Hyundai was found to overstate the fuel economy for 35 percent of vehicles in the U.S., sold between 2010 through October 31, 2012.
After four years since the scandal broke out, the South Korean automaker has reached a settlement of $41.2 million. This is including cars made from the Kia badge as well.
A brief history about the fuel scandal, on November 2, 2012, fateful day, Hyundai Motor America (Kia as well) came clean about misstating the fuel economy ratings for nearly 900,000 vehicles manufactured between 2011 to 2013 model years and sold in the United States.
Both the auto manufacturers were forced to reduce their fuel economy level by an average of 3 percent. W. C. Yang, CTO of Hyundai's R&D department said "I sincerely apologize to all affected Hyundai and Kia customers, and I regret these errors occurred,"
Post the damage and the subsequent correction was done, the U.S. legal system then reaped the gains in this mess-up because no one was above the law.
Hence, the settlement has been reached with a payout of $41.2 million as a result of continues legal action taken by the Attorneys General of 33 States and the District of Columbia.
As per Hyundai, the agreement it does not contain any admission of any wrongdoing or violations of any law.
Basically, Hyundai got out of the mess they were in scot-free except for the cash payout of $41.2 million.
This however, considerably low compared to the diesel gate scandal that Volkswagen got into which saw the German manufacturer cough up $14.7 billion to settle the 2.0-litre TDI issue in the United States.

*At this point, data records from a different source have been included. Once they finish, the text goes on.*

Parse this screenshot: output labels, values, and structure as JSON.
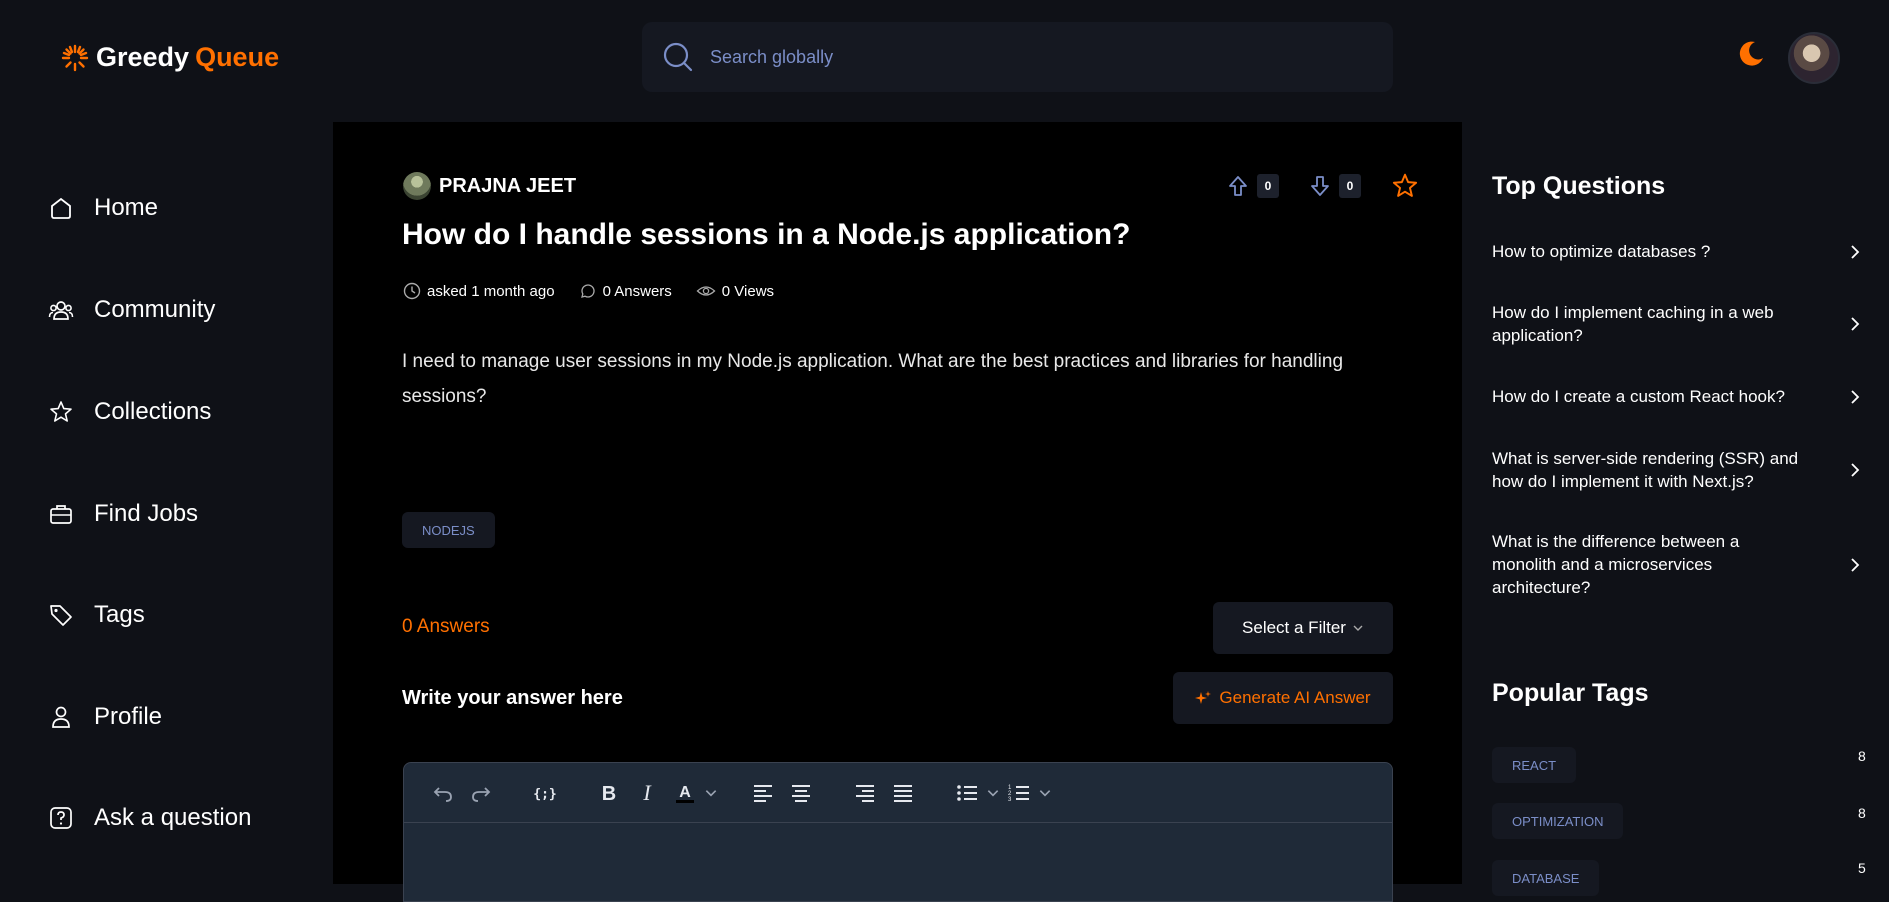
{
  "header": {
    "logo_word1": "Greedy",
    "logo_word2": "Queue",
    "search_placeholder": "Search globally",
    "accent_color": "#ff7000"
  },
  "sidebar": {
    "items": [
      {
        "label": "Home",
        "icon": "home-icon"
      },
      {
        "label": "Community",
        "icon": "users-icon"
      },
      {
        "label": "Collections",
        "icon": "star-icon"
      },
      {
        "label": "Find Jobs",
        "icon": "briefcase-icon"
      },
      {
        "label": "Tags",
        "icon": "tag-icon"
      },
      {
        "label": "Profile",
        "icon": "user-icon"
      },
      {
        "label": "Ask a question",
        "icon": "question-icon"
      }
    ]
  },
  "question": {
    "author": "PRAJNA JEET",
    "upvotes": "0",
    "downvotes": "0",
    "title": "How do I handle sessions in a Node.js application?",
    "asked": "asked 1 month ago",
    "answers": "0 Answers",
    "views": "0 Views",
    "body": " I need to manage user sessions in my Node.js application. What are the best practices and libraries for handling sessions?",
    "tag": "NODEJS"
  },
  "answers_section": {
    "count_label": "0 Answers",
    "filter_label": "Select a Filter",
    "write_label": "Write your answer here",
    "generate_label": "Generate AI Answer"
  },
  "right_sidebar": {
    "top_questions_title": "Top Questions",
    "top_questions": [
      "How to optimize databases ?",
      "How do I implement caching in a web application?",
      "How do I create a custom React hook?",
      "What is server-side rendering (SSR) and how do I implement it with Next.js?",
      "What is the difference between a monolith and a microservices architecture?"
    ],
    "popular_tags_title": "Popular Tags",
    "popular_tags": [
      {
        "name": "REACT",
        "count": "8"
      },
      {
        "name": "OPTIMIZATION",
        "count": "8"
      },
      {
        "name": "DATABASE",
        "count": "5"
      }
    ]
  }
}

David Zuchowski, the CEO of Hyundai Motor America said, that even with their adjusted ratings, they are encouraged that Hyundai continues to the lead the automotive industry in fuel efficiency and environmental performance.